### Exercise requirements
Write all of the entries out again exactly, but not the images.
+++
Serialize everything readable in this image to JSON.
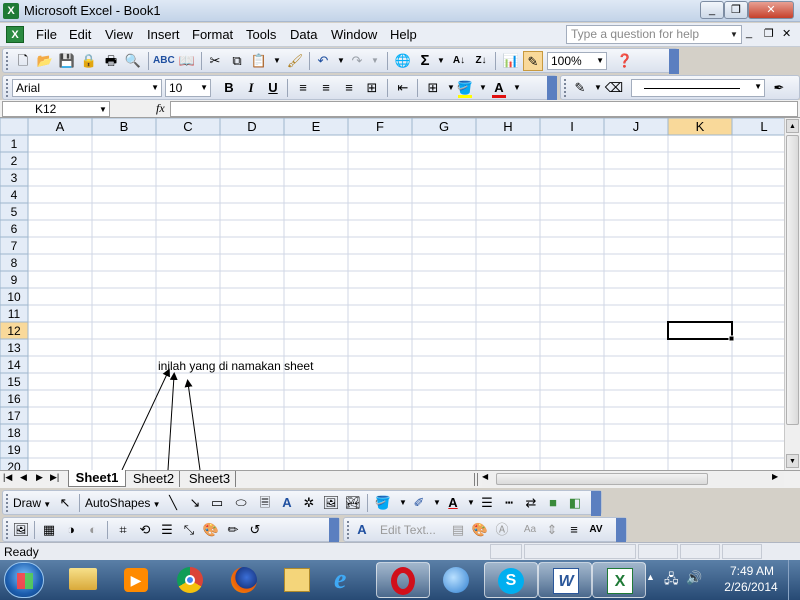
{
  "window": {
    "title": "Microsoft Excel - Book1",
    "min": "_",
    "restore": "❐",
    "close": "✕",
    "doc_min": "_",
    "doc_restore": "❐",
    "doc_close": "✕"
  },
  "menu": {
    "items": [
      "File",
      "Edit",
      "View",
      "Insert",
      "Format",
      "Tools",
      "Data",
      "Window",
      "Help"
    ],
    "help_placeholder": "Type a question for help"
  },
  "standard_toolbar": {
    "zoom": "100%"
  },
  "format_toolbar": {
    "font": "Arial",
    "size": "10",
    "bold": "B",
    "italic": "I",
    "underline": "U",
    "font_color_letter": "A"
  },
  "formula_bar": {
    "name_box": "K12",
    "fx": "fx",
    "content": ""
  },
  "grid": {
    "columns": [
      "A",
      "B",
      "C",
      "D",
      "E",
      "F",
      "G",
      "H",
      "I",
      "J",
      "K",
      "L"
    ],
    "rows": [
      "1",
      "2",
      "3",
      "4",
      "5",
      "6",
      "7",
      "8",
      "9",
      "10",
      "11",
      "12",
      "13",
      "14",
      "15",
      "16",
      "17",
      "18",
      "19",
      "20"
    ],
    "active_column": "K",
    "active_row": "12",
    "annotation": "inilah yang di namakan sheet"
  },
  "sheets": {
    "tabs": [
      "Sheet1",
      "Sheet2",
      "Sheet3"
    ],
    "active": "Sheet1"
  },
  "drawing_toolbar": {
    "draw": "Draw",
    "autoshapes": "AutoShapes"
  },
  "picture_toolbar": {
    "edit_text": "Edit Text..."
  },
  "status": {
    "text": "Ready"
  },
  "taskbar": {
    "time": "7:49 AM",
    "date": "2/26/2014",
    "apps": [
      "explorer",
      "media-player",
      "chrome",
      "firefox",
      "paint",
      "internet-explorer",
      "opera",
      "thunderbird",
      "skype",
      "word",
      "excel"
    ]
  },
  "colors": {
    "grid_line": "#d0d7e5",
    "header_bg": "#e4ecf7",
    "active_header": "#f9d99a",
    "taskbar_top": "#5a7fa7",
    "fill_yellow": "#ffff00",
    "font_red": "#e01010"
  }
}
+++
### Task result
Serialize everything readable in this image to JSON.
{
  "window": {
    "title": "Microsoft Excel - Book1",
    "min": "_",
    "restore": "❐",
    "close": "✕",
    "doc_min": "_",
    "doc_restore": "❐",
    "doc_close": "✕"
  },
  "menu": {
    "items": [
      "File",
      "Edit",
      "View",
      "Insert",
      "Format",
      "Tools",
      "Data",
      "Window",
      "Help"
    ],
    "help_placeholder": "Type a question for help"
  },
  "standard_toolbar": {
    "zoom": "100%"
  },
  "format_toolbar": {
    "font": "Arial",
    "size": "10",
    "bold": "B",
    "italic": "I",
    "underline": "U",
    "font_color_letter": "A"
  },
  "formula_bar": {
    "name_box": "K12",
    "fx": "fx",
    "content": ""
  },
  "grid": {
    "columns": [
      "A",
      "B",
      "C",
      "D",
      "E",
      "F",
      "G",
      "H",
      "I",
      "J",
      "K",
      "L"
    ],
    "rows": [
      "1",
      "2",
      "3",
      "4",
      "5",
      "6",
      "7",
      "8",
      "9",
      "10",
      "11",
      "12",
      "13",
      "14",
      "15",
      "16",
      "17",
      "18",
      "19",
      "20"
    ],
    "active_column": "K",
    "active_row": "12",
    "annotation": "inilah yang di namakan sheet"
  },
  "sheets": {
    "tabs": [
      "Sheet1",
      "Sheet2",
      "Sheet3"
    ],
    "active": "Sheet1"
  },
  "drawing_toolbar": {
    "draw": "Draw",
    "autoshapes": "AutoShapes"
  },
  "picture_toolbar": {
    "edit_text": "Edit Text..."
  },
  "status": {
    "text": "Ready"
  },
  "taskbar": {
    "time": "7:49 AM",
    "date": "2/26/2014",
    "apps": [
      "explorer",
      "media-player",
      "chrome",
      "firefox",
      "paint",
      "internet-explorer",
      "opera",
      "thunderbird",
      "skype",
      "word",
      "excel"
    ]
  },
  "colors": {
    "grid_line": "#d0d7e5",
    "header_bg": "#e4ecf7",
    "active_header": "#f9d99a",
    "taskbar_top": "#5a7fa7",
    "fill_yellow": "#ffff00",
    "font_red": "#e01010"
  }
}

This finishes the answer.